Task instructions -> All lines of the listing below must be reproduced character for character.

Data for this task ->
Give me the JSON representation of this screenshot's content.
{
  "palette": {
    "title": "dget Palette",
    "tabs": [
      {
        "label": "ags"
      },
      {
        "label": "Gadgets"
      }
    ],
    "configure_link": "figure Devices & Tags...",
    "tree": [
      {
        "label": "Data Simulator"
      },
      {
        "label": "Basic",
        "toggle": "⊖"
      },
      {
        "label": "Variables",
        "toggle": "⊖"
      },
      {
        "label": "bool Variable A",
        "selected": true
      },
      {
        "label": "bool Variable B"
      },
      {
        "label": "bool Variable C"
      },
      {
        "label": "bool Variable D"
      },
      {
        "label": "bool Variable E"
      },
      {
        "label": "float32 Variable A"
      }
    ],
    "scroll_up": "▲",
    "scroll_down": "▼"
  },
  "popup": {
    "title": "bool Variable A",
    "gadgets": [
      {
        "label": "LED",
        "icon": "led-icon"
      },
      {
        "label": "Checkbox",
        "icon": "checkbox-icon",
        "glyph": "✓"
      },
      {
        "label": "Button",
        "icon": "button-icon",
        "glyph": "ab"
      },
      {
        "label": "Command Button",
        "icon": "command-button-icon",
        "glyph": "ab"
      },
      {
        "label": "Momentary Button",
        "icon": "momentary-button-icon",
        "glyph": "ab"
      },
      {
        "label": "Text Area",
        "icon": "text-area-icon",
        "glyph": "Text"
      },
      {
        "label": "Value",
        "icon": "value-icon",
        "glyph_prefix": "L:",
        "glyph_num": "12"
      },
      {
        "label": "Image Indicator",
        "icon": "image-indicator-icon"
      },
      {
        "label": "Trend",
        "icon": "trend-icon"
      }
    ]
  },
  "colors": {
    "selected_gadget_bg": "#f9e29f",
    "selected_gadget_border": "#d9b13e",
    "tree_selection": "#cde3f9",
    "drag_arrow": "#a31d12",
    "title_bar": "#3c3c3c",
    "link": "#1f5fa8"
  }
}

Completed exercise ->
Give me the JSON representation of this screenshot's content.
{
  "palette": {
    "title": "dget Palette",
    "tabs": [
      {
        "label": "ags"
      },
      {
        "label": "Gadgets"
      }
    ],
    "configure_link": "figure Devices & Tags...",
    "tree": [
      {
        "label": "Data Simulator"
      },
      {
        "label": "Basic",
        "toggle": "⊖"
      },
      {
        "label": "Variables",
        "toggle": "⊖"
      },
      {
        "label": "bool Variable A",
        "selected": true
      },
      {
        "label": "bool Variable B"
      },
      {
        "label": "bool Variable C"
      },
      {
        "label": "bool Variable D"
      },
      {
        "label": "bool Variable E"
      },
      {
        "label": "float32 Variable A"
      }
    ],
    "scroll_up": "▲",
    "scroll_down": "▼"
  },
  "popup": {
    "title": "bool Variable A",
    "gadgets": [
      {
        "label": "LED",
        "icon": "led-icon"
      },
      {
        "label": "Checkbox",
        "icon": "checkbox-icon",
        "glyph": "✓"
      },
      {
        "label": "Button",
        "icon": "button-icon",
        "glyph": "ab"
      },
      {
        "label": "Command Button",
        "icon": "command-button-icon",
        "glyph": "ab"
      },
      {
        "label": "Momentary Button",
        "icon": "momentary-button-icon",
        "glyph": "ab"
      },
      {
        "label": "Text Area",
        "icon": "text-area-icon",
        "glyph": "Text"
      },
      {
        "label": "Value",
        "icon": "value-icon",
        "glyph_prefix": "L:",
        "glyph_num": "12"
      },
      {
        "label": "Image Indicator",
        "icon": "image-indicator-icon"
      },
      {
        "label": "Trend",
        "icon": "trend-icon"
      }
    ]
  },
  "colors": {
    "selected_gadget_bg": "#f9e29f",
    "selected_gadget_border": "#d9b13e",
    "tree_selection": "#cde3f9",
    "drag_arrow": "#a31d12",
    "title_bar": "#3c3c3c",
    "link": "#1f5fa8"
  }
}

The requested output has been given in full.